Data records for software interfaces
■ ■ ■ ■ ■

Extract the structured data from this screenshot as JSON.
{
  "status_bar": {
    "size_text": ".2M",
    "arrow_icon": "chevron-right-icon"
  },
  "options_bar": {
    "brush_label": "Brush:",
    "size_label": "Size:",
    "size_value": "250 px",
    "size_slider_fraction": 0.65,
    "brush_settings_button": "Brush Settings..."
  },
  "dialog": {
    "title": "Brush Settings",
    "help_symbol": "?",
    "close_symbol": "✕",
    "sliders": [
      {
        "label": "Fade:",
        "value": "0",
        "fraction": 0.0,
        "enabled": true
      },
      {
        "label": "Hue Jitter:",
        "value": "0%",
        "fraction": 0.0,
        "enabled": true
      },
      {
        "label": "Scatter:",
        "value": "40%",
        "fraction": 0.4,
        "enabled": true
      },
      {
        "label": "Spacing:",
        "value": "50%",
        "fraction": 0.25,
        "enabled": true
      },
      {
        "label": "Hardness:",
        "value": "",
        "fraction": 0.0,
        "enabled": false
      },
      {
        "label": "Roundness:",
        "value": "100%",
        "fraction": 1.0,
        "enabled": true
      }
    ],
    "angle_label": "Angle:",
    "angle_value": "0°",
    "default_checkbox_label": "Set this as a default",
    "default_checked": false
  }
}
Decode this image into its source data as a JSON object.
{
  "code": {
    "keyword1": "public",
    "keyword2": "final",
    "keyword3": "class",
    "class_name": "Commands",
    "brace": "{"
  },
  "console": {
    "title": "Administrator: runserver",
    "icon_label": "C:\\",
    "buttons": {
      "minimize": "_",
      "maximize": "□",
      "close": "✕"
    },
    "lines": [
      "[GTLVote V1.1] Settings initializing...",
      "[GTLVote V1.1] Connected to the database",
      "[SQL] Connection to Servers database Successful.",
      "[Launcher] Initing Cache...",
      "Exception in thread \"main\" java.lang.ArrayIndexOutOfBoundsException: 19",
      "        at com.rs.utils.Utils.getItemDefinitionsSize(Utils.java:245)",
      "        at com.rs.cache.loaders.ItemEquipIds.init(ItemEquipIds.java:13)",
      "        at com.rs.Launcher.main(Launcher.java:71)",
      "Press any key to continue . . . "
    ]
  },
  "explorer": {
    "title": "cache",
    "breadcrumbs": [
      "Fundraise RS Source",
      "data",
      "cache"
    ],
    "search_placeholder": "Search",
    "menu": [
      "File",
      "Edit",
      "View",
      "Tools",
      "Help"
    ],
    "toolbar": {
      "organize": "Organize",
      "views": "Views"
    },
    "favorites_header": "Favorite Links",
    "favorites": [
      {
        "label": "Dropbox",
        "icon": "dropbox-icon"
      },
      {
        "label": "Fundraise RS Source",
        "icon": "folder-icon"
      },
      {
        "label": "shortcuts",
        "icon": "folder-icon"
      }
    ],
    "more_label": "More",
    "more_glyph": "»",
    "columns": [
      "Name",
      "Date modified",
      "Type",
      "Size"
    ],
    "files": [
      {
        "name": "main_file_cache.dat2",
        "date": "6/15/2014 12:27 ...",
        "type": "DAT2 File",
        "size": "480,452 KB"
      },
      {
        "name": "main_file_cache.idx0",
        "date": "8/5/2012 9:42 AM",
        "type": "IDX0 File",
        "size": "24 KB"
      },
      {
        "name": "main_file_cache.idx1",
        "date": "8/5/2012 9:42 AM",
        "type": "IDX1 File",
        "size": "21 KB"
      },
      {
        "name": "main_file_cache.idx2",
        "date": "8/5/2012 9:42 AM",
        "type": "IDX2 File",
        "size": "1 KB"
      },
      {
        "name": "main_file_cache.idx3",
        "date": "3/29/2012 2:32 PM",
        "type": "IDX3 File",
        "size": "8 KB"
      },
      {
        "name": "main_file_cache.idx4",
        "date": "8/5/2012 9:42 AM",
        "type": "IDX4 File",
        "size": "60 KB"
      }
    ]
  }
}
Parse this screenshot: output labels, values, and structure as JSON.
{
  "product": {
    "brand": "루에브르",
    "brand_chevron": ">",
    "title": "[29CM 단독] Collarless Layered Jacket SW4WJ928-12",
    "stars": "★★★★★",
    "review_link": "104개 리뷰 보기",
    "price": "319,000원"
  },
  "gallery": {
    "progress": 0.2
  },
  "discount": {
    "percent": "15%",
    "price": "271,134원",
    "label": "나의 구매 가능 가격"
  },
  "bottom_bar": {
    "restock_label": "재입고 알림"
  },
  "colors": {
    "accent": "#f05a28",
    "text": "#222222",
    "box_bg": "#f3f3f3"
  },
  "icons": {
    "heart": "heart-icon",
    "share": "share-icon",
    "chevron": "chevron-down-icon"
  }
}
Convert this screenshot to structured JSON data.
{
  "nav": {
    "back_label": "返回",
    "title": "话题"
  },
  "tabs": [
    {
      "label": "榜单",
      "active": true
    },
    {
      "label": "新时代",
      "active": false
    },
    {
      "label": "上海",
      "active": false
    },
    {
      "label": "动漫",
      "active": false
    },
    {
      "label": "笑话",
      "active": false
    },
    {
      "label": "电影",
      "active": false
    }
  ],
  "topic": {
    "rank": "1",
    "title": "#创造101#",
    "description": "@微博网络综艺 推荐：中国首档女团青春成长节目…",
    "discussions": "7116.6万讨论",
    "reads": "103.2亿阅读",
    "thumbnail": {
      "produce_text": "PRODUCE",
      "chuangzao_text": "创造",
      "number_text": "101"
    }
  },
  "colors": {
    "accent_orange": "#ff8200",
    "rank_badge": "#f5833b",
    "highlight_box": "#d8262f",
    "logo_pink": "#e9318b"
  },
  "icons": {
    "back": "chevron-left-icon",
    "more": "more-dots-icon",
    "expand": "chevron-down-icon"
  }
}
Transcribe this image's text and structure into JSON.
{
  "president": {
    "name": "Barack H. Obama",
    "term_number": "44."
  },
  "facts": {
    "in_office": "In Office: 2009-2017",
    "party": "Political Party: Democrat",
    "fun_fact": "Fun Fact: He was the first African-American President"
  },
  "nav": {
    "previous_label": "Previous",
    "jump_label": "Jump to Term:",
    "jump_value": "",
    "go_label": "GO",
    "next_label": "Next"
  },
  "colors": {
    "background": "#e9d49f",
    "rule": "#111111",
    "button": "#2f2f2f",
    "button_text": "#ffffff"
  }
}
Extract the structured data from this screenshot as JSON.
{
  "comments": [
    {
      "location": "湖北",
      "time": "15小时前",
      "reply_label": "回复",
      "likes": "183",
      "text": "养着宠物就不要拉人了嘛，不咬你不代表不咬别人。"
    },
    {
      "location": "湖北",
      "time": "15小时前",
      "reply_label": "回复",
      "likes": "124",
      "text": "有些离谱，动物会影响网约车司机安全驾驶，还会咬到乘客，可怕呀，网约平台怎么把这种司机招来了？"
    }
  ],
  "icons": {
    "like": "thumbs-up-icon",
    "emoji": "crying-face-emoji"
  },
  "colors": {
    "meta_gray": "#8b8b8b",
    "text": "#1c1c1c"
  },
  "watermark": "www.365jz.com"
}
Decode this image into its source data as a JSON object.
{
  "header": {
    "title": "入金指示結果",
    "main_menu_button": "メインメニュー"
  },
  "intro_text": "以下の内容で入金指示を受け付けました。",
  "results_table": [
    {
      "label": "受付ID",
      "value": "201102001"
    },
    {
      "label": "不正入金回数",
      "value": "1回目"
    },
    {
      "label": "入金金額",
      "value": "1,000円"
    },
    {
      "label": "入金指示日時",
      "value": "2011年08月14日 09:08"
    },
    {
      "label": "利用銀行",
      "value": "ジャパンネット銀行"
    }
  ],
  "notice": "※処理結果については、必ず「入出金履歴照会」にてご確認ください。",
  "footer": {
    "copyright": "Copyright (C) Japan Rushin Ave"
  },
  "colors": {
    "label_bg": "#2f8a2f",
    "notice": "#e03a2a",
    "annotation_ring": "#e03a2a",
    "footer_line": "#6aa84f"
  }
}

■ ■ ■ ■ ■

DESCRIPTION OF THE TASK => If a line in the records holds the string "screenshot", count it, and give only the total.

ANSWER BOX => 4